Bhangar agitators file nominations through WhatsApp in face of ‘TMC intimidation’
Technology came to the aid of nine land agitators from restive Bhangar, who were allegedly being prevented from filing nominations to the Bengal rural polls by Trinamool Congress workers over the last few weeks.
The nine managed to exercise their inalienable political right through WhatsApp on Monday.
Residents of a dozen villages in Bhangar have been embroiled in a pitched battle against the ruling party, which is hell-bent on completing a power grid project in the region, since January 2017. Consequently, the region has witnessed a number of clashes between villagers and Trinamool activists over the last one-and-a-half years.
Matters came to a head when some of the agitators decided to stand up to chief minister Mamata Banerjee by contesting the gram panchayat elections. The Trinamool Congress had won all 16 seats in Bhangar unopposed in the 2013 rural polls. To ensure a similarly impressive performance this time, party supporters allegedly put up blockades along all connecting roads to prevent agitators from leaving their villages to file nominations. Left with few options, the latter sent PDF versions of their nomination papers to the block development officer, joint-block development officer and sub-divisional officer through the social messaging platform on Monday afternoon.
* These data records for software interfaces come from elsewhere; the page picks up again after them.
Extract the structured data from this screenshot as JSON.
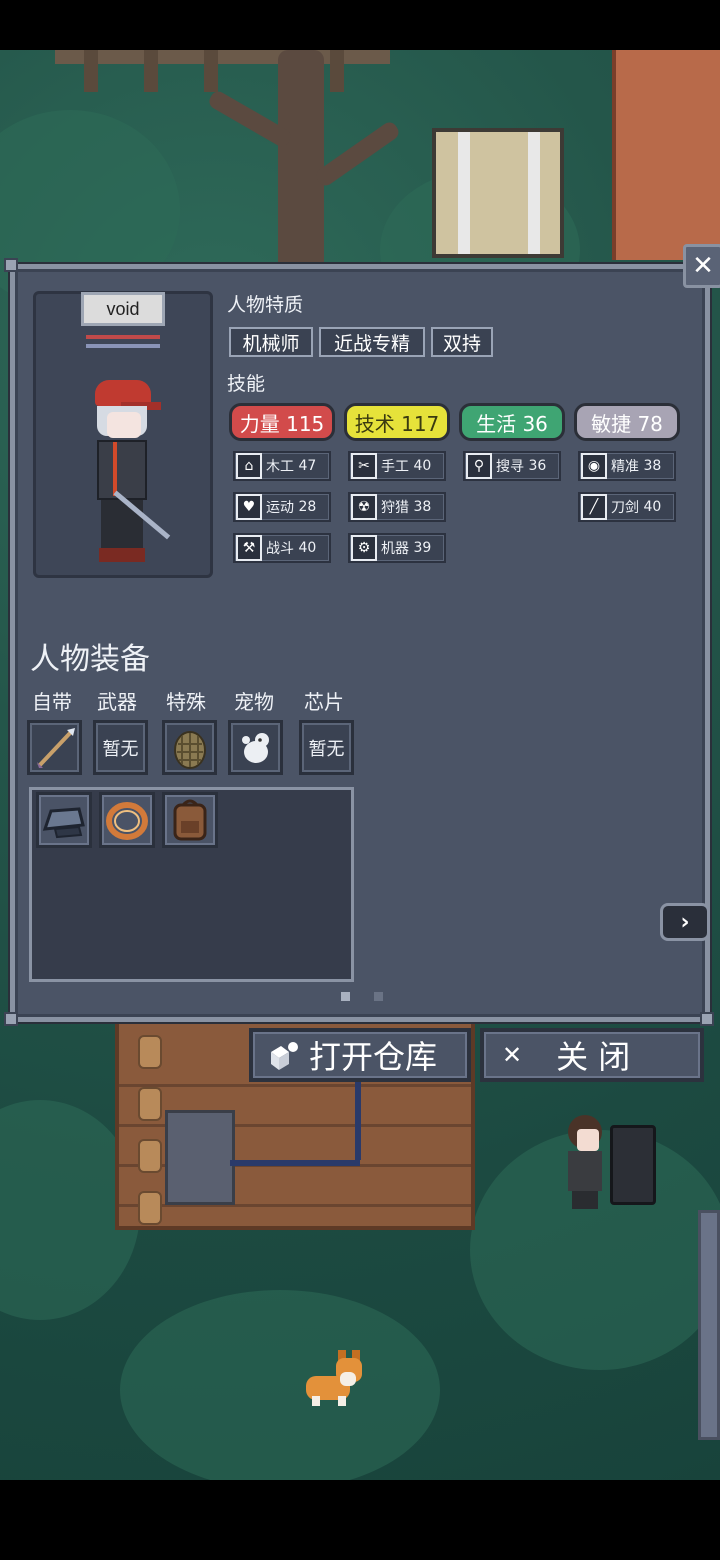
{
  "character": {
    "name": "void",
    "bar_colors": [
      "#c04a4a",
      "#8a94b8"
    ]
  },
  "traits_label": "人物特质",
  "traits": [
    "机械师",
    "近战专精",
    "双持"
  ],
  "skills_label": "技能",
  "stats": [
    {
      "text": "力量 115",
      "color": "#d24b4b"
    },
    {
      "text": "技术 117",
      "color": "#e6e23a"
    },
    {
      "text": "生活 36",
      "color": "#3fa573"
    },
    {
      "text": "敏捷 78",
      "color": "#a8a4b4"
    }
  ],
  "skills": [
    {
      "name": "木工",
      "level": "47",
      "icon": "house-icon",
      "glyph": "⌂"
    },
    {
      "name": "手工",
      "level": "40",
      "icon": "scissors-icon",
      "glyph": "✂"
    },
    {
      "name": "搜寻",
      "level": "36",
      "icon": "magnifier-icon",
      "glyph": "⚲"
    },
    {
      "name": "精准",
      "level": "38",
      "icon": "eye-icon",
      "glyph": "◉"
    },
    {
      "name": "运动",
      "level": "28",
      "icon": "heart-icon",
      "glyph": "♥"
    },
    {
      "name": "狩猎",
      "level": "38",
      "icon": "radiation-icon",
      "glyph": "☢"
    },
    {
      "name": "刀剑",
      "level": "40",
      "icon": "blade-icon",
      "glyph": "╱"
    },
    {
      "name": "战斗",
      "level": "40",
      "icon": "wrench-icon",
      "glyph": "⚒"
    },
    {
      "name": "机器",
      "level": "39",
      "icon": "gear-icon",
      "glyph": "⚙"
    }
  ],
  "equipment_title": "人物装备",
  "equipment_slots": [
    {
      "label": "自带",
      "value": "",
      "icon": "spear-icon"
    },
    {
      "label": "武器",
      "value": "暂无",
      "icon": ""
    },
    {
      "label": "特殊",
      "value": "",
      "icon": "grenade-icon"
    },
    {
      "label": "宠物",
      "value": "",
      "icon": "pet-icon"
    },
    {
      "label": "芯片",
      "value": "暂无",
      "icon": ""
    }
  ],
  "inventory": [
    {
      "icon": "armor-plate-icon"
    },
    {
      "icon": "ring-icon"
    },
    {
      "icon": "backpack-icon"
    }
  ],
  "page_dots": 2,
  "active_page": 0,
  "buttons": {
    "open_storage": "打开仓库",
    "open_storage_icon": "crate-icon",
    "close": "关 闭",
    "close_icon": "close-icon"
  },
  "close_glyph": "✕"
}
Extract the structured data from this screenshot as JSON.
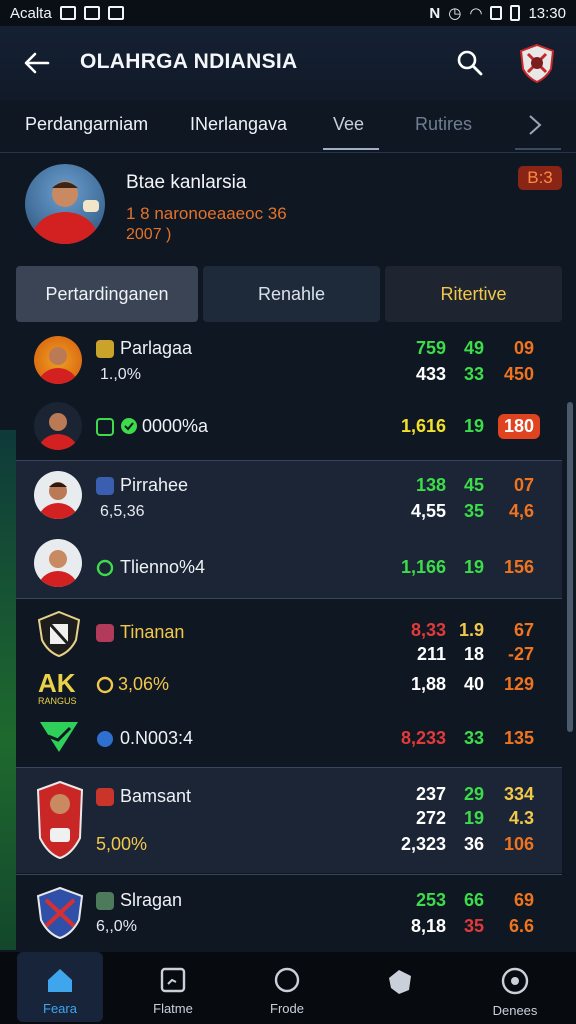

They received a response the same night. “In compliance with the Hon’ble High Court order dated 23.04.2018 and the direction of the State Election Commissioner, WBSEC bearing no. 1201-SEC/1E-88/2017 received nomination papers of Entajul Khan and eight others of the Polerhat II gram panchayat under Bhangore-II development block today,” read a letter issued to the Bhangar agitators through Whatsapp. It was signed by the district panchayat and rural development officer in accordance with the order of the district magistrate, South 24-Parganas.
This mode of filing nominations for an electoral contest is novel in many ways. According to prevalent rules, nominations must be submitted in person at the office of the authority concerned.
The BJP had earlier made a legal appeal for e-filing of nominations, citing alleged violence and intimidation by Trinamool activists. Although the court turned down the plea, it directed the state election commission to extend the period of submitting nominations by a day.
On Monday, the high court directed the state election commission (SEC) to ensure that the 11 candidates from Bhangar were allowed to file their nominations – even if it meant extending the stipulated deadline. The court also asked the poll body to present a compliance report the following day.
“We informed the court that despite its previous order asking the SEC to extend the nomination submission date, potential contestants were still being prevented from reaching the designated government offices. When the court enquired about the status of nominations at Polerhat-II from the poll body, it found that only one nomination had been submitted for each of the 16 seats – meaning, uncontested victory for all. So it instructed the SEC to ensure that the 11 candidates were allowed to file their nominations,” said Sharmistha Chowdhury, one of the leaders of the agitation.
The problem, however, was far from solved. Candidates who visited government offices in person were still beaten up by alleged supporters of the ruling party. “Later that evening, election officials began making phone calls with requests that we submit our nominations. We said it wasn’t possible because the activists of the ruling party had laid siege to all government offices in the region. Only then did they send copies of the document informing us that the nomination papers sent over Whatsapp had been accepted,” said Alik Chakraborty, the main leader of the Bhangar agitation who is currently evading arrest.
However, it was still doubtful if the nominations – despite being acknowledged by the administration – would hold up to scrutiny at a later stage due to the candidates’ inability to produce documents as per the prescribed procedure. When Chowdhury expressed this concern before the court on Tuesday, it instructed the SEC to accept the nominations. The poll body’s representative in court agreed to comply.
The Bhangar agitation is spearheaded by the Jami, Jibon, Jibika, Poribesh O Bastutantra Rakha Committee. Although this body is primarily led by the CPI(ML) Red Star, an ultra-Left outfit, it has received the backing of the CPI(M) and the Congress.
A third party also came forward to hail the state poll body’s decision to accept electoral nominations filed through Whatsapp on Tuesday. “It’s a welcome development,” said BJP state president Dilip Ghosh. “We are also ready to file thousands of nominations by e-mail.”
But Arabul Islam, a former Trinamool Congress MLA from Bhangar, denied all charges of intimidation by party workers. “The agitators have created a reign of terror, becoming isolated from the local residents in the process. As they could not get people to contest for them, they created all this drama and pretended as if they were being prevented from filing nominations,” he said. “It’s their handiwork to malign us.”
Islam’s son, Hakimul, is the incumbent chief of the Polerhat II panchayat.